For there to be a high probability in accordance with subsection 8(2), the actuary must certify that in their opinion:

 

(a)  the provider has a probability of at least 70 per cent of being able to pay; or

 

(b)  the provider has a probability of at least 50 per cent of being able to pay and there are special circumstances which:

 

(i)    gave rise to the probability of less than 70 per cent; and

 

(j)    but for those circumstances, the provider would have had a probability of at least 70 per cent of being able to pay.

PS 410 defines special circumstances for the purposes of high probability as described in paragraph 8(2)(b) as follows:

“Special circumstances” for this purpose might arise, for example, owing to investment returns earned or contributions paid after the valuation date, but before the date of certification, such that the actuary determines that the probability would have been 70% or more had such investment returns or contributions been taken into consideration as at the valuation date. These two examples are not intended to limit the actuary in determining what constitutes a “special circumstance” however, it is expected that the range of situations which give rise to a “special circumstances” would be relatively limited.


 

Statement of Compatibility with Human Rights

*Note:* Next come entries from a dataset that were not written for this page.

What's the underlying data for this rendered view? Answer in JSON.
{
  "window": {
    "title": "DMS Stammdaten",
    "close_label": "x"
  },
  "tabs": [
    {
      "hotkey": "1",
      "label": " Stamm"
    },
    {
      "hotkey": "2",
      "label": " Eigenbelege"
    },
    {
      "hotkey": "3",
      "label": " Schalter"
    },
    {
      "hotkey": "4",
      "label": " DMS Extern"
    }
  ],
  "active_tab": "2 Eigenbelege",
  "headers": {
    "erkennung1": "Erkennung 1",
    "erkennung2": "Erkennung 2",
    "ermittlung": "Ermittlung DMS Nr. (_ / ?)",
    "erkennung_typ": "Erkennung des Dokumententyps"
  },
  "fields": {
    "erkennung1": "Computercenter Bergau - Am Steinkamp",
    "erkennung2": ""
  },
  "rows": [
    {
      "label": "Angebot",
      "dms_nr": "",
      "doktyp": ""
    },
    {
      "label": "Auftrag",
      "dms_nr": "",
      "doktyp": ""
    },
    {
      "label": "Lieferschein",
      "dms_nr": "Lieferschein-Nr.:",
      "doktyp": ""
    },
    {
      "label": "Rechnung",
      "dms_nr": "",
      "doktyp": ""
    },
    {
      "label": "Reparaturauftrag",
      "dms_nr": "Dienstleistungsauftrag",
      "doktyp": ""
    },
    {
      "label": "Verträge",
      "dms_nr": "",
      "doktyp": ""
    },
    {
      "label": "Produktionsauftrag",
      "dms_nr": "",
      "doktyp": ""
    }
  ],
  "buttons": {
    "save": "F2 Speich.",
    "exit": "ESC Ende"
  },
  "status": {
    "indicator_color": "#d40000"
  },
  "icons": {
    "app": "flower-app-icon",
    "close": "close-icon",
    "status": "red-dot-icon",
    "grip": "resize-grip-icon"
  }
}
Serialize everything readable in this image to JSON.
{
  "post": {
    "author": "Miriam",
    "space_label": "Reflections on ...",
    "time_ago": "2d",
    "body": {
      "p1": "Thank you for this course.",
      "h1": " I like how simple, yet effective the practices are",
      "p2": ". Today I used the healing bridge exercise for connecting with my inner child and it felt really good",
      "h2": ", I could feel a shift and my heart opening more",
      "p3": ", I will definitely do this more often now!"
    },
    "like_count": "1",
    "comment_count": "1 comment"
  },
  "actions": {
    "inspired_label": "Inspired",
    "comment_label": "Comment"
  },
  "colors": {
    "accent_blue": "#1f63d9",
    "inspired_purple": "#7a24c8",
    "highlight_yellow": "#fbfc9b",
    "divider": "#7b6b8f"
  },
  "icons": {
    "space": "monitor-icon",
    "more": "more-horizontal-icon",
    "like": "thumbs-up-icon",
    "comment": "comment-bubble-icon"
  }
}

Prepared in accordance with Part 3 of the Human Rights (Parliamentary Scrutiny) Act 2011

 

Social Security (Actuarial Certificate – Life Expectancy Income Stream and Lifetime Income Stream Guidelines) Determination 2019

 

The instrument is compatible with the human rights and freedoms recognised or declared in the international instruments listed in section 3 of the Human Rights (Parliamentary Scrutiny) Act 2011.

Overview of the legislative instrument

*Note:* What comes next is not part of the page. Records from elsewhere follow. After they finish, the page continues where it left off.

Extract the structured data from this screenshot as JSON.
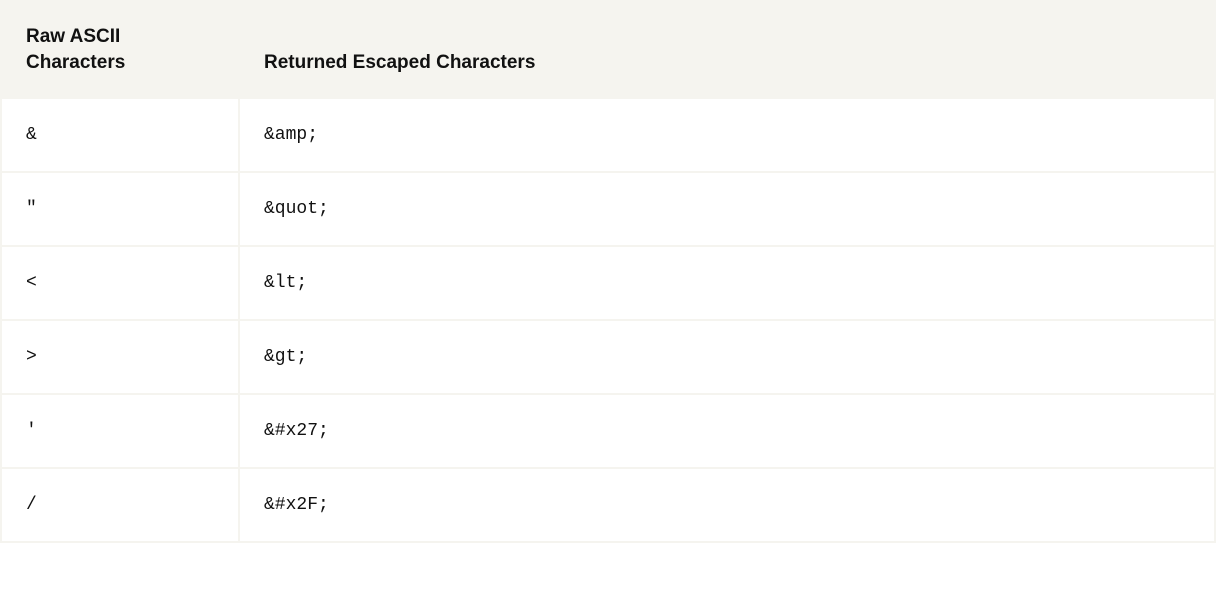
{
  "table": {
    "headers": {
      "left": "Raw ASCII Characters",
      "right": "Returned Escaped Characters"
    },
    "rows": [
      {
        "raw": "&",
        "escaped": "&amp;"
      },
      {
        "raw": "\"",
        "escaped": "&quot;"
      },
      {
        "raw": "<",
        "escaped": "&lt;"
      },
      {
        "raw": ">",
        "escaped": "&gt;"
      },
      {
        "raw": "'",
        "escaped": "&#x27;"
      },
      {
        "raw": "/",
        "escaped": "&#x2F;"
      }
    ]
  }
}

The legislative instrument provides guidelines to be complied with when determining whether an income stream is an asset-test exempt income stream that is generally exempt from the asset testing requirements of the Social Security Act 1991 (the Act). The instrument also provides detail in relation to the requirement to provide an annual actuarial certificate ensure that payments from an income stream are likely to continue for the remainder of the income support recipient’s lifetime. Where these guidelines are not satisfied, the income stream will lose its asset-test exemption. The instrument may ultimately affect the rate of social security payable to a person.

Human rights implications

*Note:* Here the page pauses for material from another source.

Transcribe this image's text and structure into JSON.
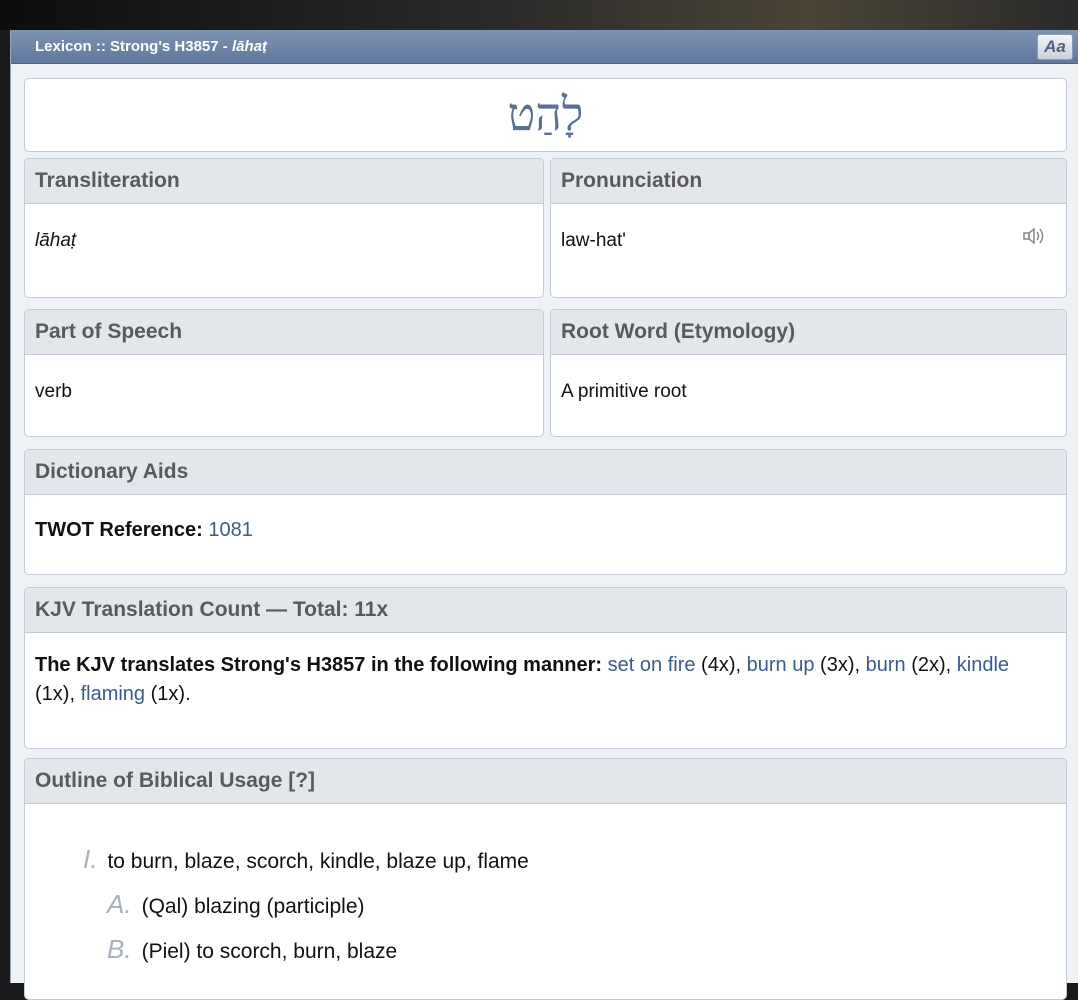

The instrument engages the right to social security under Article 9 of the International Covenant on Economic, Social and Cultural Rights. The right to social security requires that a system be established under domestic law, and that public authorities must take responsibility for the effective administration of the system. The social security scheme must provide a minimum essential level of benefits to all individuals and families that will enable them to acquire at least essential health care, basic shelter and housing, water and sanitation, foodstuffs, and the most basic forms of education.

The instrument is compatible with Australia’s obligations not to take any backward steps in relation to the right to social security. The instrument does not unreasonably restrict a person’s eligibility to receive a social security benefit or reduce the benefits to which a person may be entitled.

The instrument provides guidelines to be complied with when determining whether an income stream is an asset-test exempt income stream that is generally exempt from the asset testing requirements of the Social Security Act 1991 (the Act). The new guidelines ensure fair and equitable means test outcomes for asset‑test exempt income streams assessed under the social security means test.

If the instrument were not in place, it could result in income streams not being accurately or fairly assessed under the social security means test.

 

By making sure income streams are accurately and fairly assessed under the social security means test, the social security system appropriately recognises individuals’ capacity for self‑support when determining their rate of income support, and remains sustainable for future generations.

For these reasons the instrument is compatible with the right to social security.

Conclusion

The instrument is compatible with human rights.

 

 

 

 

 

Mary McLarty, Branch Manager Payment Structures Branch, Welfare and Housing Policy Group, Department of Social Services